I recently bought new glasses. I’ve worn contacts for years but I decided that it was high time I invested in an alternative option. OK, Yes. This feeling was not unrelated to advancing senescence. So, I bought these rimless things made of utterly non-biodegradable super titanium kryptonite or somesuch. My optometrist assured me that they were totally au courant – and charged me several hundred bucks to prove it. Everyone told me they looked great. Then, at the December meeting of the NSW Ministerial Advisory committee on HIV/AIDS and Related Diseases (of all places) some tactless pox doctor (aren’t they all?) observed that my glasses made me “look like a Swedish biochemist.” Bjorn Lomborg is Danish. I know of no hot Swedish biochemists. I wasn’t flattered. Till tonight
Has anyone been following the excellent BBC “history of popular music” thing on our ABC? Tonight was the last in the series and it was revelatory. It turns out that ABBA were a kind of Scandanivanian Thatcherite revolution in bad Gary Glitter drag. Their former producer (wearing glasses alarmingly reminiscent of my own) painted a grim picture of a pre-ABBA Sweden where record charts were banned because they might make less successful artists feel bad. He claimed that Swedish popular music largely consisted of “communist folk songs” – “Drive with me to Uppsala in my environmentally friendly, community owned Volvo my love (if that’s totally OK with you)” – kind of thing.

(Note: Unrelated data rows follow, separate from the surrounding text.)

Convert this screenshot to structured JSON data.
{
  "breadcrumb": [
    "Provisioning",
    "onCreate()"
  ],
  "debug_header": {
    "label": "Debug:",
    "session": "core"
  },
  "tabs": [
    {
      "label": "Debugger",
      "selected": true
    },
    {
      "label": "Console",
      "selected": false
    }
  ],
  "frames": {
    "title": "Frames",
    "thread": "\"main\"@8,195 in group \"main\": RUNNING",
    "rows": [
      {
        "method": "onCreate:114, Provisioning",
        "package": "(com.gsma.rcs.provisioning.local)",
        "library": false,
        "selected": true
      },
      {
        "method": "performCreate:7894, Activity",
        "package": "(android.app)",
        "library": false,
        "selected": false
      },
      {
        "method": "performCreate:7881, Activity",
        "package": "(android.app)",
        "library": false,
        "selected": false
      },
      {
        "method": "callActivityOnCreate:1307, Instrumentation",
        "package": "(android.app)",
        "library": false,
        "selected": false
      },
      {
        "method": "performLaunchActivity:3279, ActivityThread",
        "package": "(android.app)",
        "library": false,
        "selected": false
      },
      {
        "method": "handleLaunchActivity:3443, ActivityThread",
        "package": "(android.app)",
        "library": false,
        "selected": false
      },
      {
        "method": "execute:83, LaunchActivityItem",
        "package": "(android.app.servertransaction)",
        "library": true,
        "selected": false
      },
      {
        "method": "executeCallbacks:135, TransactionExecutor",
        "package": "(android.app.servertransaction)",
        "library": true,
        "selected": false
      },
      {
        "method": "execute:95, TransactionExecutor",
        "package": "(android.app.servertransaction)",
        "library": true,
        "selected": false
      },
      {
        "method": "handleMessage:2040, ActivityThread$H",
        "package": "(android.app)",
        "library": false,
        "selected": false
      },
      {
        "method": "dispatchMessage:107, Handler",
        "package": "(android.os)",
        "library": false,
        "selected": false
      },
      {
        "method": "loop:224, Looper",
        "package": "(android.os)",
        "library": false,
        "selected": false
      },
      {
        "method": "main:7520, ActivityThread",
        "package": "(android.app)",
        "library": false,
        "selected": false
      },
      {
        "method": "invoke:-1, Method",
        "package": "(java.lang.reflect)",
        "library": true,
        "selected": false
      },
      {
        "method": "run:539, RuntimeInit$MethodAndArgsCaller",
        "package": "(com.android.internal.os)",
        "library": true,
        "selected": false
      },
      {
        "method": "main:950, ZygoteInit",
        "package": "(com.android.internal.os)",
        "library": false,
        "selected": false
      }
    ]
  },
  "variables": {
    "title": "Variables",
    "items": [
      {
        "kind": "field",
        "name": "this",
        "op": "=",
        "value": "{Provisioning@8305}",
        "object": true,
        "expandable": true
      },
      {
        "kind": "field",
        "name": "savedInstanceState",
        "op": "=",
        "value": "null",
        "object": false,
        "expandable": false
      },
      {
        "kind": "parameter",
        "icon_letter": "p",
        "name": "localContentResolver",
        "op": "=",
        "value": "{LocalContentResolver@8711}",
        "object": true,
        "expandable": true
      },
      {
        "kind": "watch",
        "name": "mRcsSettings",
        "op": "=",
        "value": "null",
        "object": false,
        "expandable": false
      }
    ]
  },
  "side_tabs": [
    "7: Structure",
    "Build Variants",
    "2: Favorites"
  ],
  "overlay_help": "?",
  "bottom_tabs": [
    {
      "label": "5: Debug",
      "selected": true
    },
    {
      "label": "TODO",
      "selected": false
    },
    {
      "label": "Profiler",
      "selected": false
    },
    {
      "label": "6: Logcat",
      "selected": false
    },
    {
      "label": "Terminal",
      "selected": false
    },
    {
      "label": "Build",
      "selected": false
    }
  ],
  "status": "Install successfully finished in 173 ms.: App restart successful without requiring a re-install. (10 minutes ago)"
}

Then ABBA burst into glory – via the unforgettable Waterloo – in the Eurovision Song Contest, in Brighton in 1974. According to the producer, the first question put to them at the press conference in Stockholm upon their return was an utterly outraged one; surely they were aware of how many people had died at the battle of Waterloo? What were they thinking of to sing such a song? They – intoxicated with success – apparently told the reporter to get a big reindeer and raced off to record Dancing Queen. And nothing in Sweden was ever the same again. Indeed, for Sweden, it was kind of the Lycra, Sequins and Bad Hair Revolution, pre-dating the Velvet one in Prague by over a decade. “We have record charts now” the producer concluded in an almost animated way.
Bjorn, Benny, Agnetha, Anni-Frid – thank you for saving Sweden. And for making me feel good about my glasses.